A PROFESSOR who led the way at Porton Down’s Centre for Applied Microbiology and Research has died at the age of 81.

Peter Sutton became the first director of the Public Health Laboratory Service Centre for Applied Microbiology and Research (CAMR) in 1978, a position he held until his retirement in 1992.

Under his leadership CAMR’s new programme of research thrived, ranging from work on special pathogens, development of vaccines, biotechnology and manufacture of diagnostic and therapeutic substances.

CAMR’s commercial potential, including vaccine production, was identified and a new production centre allowed it to produce medicinal products such as human growth hormone and the scaling up of inactivated HIV for use in AIDS diagnostic kits.

Prof Sutton contributed to various research programmes and published jointly with several colleagues.

As a pathologist of the premolecular era, he was fascinated by the biology of cancer, publishing a book and papers on the subject. While director of CAMR he began a long association with the then Salisbury Cancer Committee, which became part of Cancer Research UK in 2002.

The committee frequently visited CAMR to see and hear about cancer research, and on retirement Prof Sutton became a committee vice-president and later a patron.

He also played a pivotal role in successfully establishing Hope, the Salisbury Branch of the Wessex Medical Trust, which supports early career researchers.

He was a visiting professor at University College London, where he was previously a student of medicine, and an elected Fellow of University College.

Prof Sutton was born in 1932, the eldest son of Sir Graham and Lady Doris Sutton. He went to Bishop Wordsworth’s School in Salisbury and Wrekin College in Wellington before going on to university.

He went on to become Reader in pathology and an honorary consultant at University College Hospital Medical School.

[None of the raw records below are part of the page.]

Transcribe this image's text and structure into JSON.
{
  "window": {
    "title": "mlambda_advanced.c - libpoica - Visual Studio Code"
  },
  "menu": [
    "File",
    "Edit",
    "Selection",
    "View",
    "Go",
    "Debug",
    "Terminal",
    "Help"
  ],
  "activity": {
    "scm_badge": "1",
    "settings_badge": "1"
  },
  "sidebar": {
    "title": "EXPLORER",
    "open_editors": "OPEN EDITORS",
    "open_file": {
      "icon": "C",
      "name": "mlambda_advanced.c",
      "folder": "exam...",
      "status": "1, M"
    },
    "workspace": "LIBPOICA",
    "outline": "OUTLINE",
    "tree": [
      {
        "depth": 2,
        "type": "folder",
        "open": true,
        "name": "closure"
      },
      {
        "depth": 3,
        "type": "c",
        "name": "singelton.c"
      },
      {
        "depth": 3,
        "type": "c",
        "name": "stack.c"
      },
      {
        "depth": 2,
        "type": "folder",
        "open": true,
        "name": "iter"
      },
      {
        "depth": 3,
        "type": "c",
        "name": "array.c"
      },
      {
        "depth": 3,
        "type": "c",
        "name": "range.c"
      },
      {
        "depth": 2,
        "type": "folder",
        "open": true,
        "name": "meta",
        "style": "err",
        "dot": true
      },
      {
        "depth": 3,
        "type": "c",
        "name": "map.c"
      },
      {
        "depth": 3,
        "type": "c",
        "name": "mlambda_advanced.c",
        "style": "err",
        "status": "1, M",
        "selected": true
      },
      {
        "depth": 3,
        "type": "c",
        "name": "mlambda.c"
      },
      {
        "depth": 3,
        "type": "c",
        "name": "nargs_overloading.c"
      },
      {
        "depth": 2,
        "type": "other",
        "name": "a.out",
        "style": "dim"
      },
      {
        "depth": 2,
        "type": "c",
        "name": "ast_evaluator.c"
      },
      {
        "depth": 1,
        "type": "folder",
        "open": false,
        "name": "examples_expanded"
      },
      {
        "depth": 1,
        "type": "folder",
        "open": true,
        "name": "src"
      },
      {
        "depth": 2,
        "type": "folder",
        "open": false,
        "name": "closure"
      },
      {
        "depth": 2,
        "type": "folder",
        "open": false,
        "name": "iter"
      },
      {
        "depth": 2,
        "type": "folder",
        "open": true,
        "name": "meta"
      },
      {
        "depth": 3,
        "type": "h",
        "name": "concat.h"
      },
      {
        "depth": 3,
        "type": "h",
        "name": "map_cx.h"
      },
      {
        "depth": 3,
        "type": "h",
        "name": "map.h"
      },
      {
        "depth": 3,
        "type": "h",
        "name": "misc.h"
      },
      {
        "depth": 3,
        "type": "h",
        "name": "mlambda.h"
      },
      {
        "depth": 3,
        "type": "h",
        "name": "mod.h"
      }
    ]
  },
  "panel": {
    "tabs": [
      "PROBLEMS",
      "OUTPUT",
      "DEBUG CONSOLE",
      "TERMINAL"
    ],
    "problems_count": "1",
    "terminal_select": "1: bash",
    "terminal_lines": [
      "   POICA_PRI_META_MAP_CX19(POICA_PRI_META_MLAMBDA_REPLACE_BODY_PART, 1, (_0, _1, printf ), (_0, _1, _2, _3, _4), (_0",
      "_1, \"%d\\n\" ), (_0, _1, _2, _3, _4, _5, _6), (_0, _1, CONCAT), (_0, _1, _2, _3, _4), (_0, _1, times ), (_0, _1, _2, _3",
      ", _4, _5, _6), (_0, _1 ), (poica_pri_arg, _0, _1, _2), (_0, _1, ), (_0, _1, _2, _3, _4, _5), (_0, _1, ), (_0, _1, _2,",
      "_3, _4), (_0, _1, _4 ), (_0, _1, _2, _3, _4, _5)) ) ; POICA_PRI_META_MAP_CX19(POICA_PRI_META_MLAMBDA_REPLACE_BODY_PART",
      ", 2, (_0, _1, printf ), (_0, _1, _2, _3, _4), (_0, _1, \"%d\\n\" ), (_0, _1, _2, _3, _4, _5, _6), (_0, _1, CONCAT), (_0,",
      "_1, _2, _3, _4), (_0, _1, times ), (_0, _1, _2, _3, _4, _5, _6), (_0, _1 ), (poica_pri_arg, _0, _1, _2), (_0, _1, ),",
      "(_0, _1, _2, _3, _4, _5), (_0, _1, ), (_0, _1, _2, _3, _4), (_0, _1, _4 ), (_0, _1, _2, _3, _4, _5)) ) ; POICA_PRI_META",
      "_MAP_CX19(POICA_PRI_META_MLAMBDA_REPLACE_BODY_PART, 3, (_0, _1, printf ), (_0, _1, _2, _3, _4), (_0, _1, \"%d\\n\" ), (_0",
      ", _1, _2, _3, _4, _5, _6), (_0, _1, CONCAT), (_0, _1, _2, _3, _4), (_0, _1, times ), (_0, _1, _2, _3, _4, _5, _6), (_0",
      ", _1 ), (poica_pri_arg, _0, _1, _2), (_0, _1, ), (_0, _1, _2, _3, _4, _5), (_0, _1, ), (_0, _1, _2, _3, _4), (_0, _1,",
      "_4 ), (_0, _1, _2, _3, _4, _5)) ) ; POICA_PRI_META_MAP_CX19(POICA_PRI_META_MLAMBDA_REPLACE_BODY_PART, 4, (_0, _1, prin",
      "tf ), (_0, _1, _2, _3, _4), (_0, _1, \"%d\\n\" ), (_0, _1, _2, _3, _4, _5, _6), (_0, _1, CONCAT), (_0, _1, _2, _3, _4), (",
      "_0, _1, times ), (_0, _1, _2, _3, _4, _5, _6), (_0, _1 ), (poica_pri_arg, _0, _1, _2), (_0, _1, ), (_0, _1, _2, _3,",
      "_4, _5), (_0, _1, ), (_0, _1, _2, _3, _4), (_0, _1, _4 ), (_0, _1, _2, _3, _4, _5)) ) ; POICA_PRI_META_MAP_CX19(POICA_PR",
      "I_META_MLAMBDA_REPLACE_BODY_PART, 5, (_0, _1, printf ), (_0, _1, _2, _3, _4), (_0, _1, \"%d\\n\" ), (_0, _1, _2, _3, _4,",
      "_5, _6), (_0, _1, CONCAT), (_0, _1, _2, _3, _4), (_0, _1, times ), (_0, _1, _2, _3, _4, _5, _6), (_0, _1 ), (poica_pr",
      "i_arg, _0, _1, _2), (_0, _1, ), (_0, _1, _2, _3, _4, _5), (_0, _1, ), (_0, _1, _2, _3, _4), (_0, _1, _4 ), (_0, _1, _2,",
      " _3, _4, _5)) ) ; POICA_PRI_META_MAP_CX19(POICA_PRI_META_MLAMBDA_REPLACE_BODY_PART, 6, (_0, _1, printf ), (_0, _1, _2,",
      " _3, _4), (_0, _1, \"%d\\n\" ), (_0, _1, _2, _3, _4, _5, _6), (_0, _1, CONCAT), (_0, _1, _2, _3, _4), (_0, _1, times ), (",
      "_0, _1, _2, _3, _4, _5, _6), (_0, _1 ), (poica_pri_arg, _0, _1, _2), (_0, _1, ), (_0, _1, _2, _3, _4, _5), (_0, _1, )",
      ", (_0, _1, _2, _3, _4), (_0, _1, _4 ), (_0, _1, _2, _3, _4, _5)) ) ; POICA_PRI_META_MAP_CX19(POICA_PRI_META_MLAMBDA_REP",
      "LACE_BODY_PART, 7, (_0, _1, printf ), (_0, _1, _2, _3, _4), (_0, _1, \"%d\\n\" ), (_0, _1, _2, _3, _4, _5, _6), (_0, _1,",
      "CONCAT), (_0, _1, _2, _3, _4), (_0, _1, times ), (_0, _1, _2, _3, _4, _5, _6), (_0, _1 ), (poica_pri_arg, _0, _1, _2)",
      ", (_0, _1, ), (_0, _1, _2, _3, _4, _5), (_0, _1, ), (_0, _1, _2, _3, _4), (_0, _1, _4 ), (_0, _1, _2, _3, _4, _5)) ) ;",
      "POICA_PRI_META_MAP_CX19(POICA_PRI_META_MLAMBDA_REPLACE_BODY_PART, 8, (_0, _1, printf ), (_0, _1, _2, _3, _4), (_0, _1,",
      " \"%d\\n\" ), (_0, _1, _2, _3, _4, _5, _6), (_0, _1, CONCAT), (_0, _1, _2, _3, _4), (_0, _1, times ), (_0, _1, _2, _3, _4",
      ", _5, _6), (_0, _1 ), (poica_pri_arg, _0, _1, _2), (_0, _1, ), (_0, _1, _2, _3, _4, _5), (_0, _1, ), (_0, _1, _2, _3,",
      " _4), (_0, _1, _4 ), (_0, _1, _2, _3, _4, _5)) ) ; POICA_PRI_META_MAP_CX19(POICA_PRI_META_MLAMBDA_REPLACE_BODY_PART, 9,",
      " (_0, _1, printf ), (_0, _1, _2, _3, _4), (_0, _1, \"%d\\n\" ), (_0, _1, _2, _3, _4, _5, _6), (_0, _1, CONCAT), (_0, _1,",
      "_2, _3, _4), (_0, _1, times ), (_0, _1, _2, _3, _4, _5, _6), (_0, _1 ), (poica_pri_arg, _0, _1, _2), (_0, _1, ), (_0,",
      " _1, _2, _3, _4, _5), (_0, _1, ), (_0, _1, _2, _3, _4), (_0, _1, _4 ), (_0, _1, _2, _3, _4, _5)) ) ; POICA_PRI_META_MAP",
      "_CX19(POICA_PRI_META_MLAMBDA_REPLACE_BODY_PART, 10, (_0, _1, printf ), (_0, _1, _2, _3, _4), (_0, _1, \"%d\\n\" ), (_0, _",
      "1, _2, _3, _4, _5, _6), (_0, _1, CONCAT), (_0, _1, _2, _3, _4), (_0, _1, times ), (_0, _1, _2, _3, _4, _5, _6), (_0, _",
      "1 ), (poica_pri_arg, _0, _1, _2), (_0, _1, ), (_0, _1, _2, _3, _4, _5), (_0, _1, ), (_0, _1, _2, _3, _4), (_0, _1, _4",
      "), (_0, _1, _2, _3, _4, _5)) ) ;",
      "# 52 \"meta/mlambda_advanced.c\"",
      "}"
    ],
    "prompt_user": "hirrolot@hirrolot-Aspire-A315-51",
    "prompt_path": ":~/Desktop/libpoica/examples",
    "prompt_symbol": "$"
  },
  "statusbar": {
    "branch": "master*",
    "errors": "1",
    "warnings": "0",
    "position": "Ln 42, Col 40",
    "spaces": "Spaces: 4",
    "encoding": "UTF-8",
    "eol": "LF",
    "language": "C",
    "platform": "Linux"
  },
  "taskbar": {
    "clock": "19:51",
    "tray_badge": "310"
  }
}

Colleagues say he was a superb diagnostic surgical pathologist and an outstanding teacher with an impish sense of humour and lack of pomposity.

He was an influential and caring mentor to trainee pathologists, many of whom went on to have distinguished academic careers.

Throughout his life he pursued a great love of music, literature and philosophy.

Prof Sutton died on February 10 and is survived by his wife Helen, four children and eight grandchildren.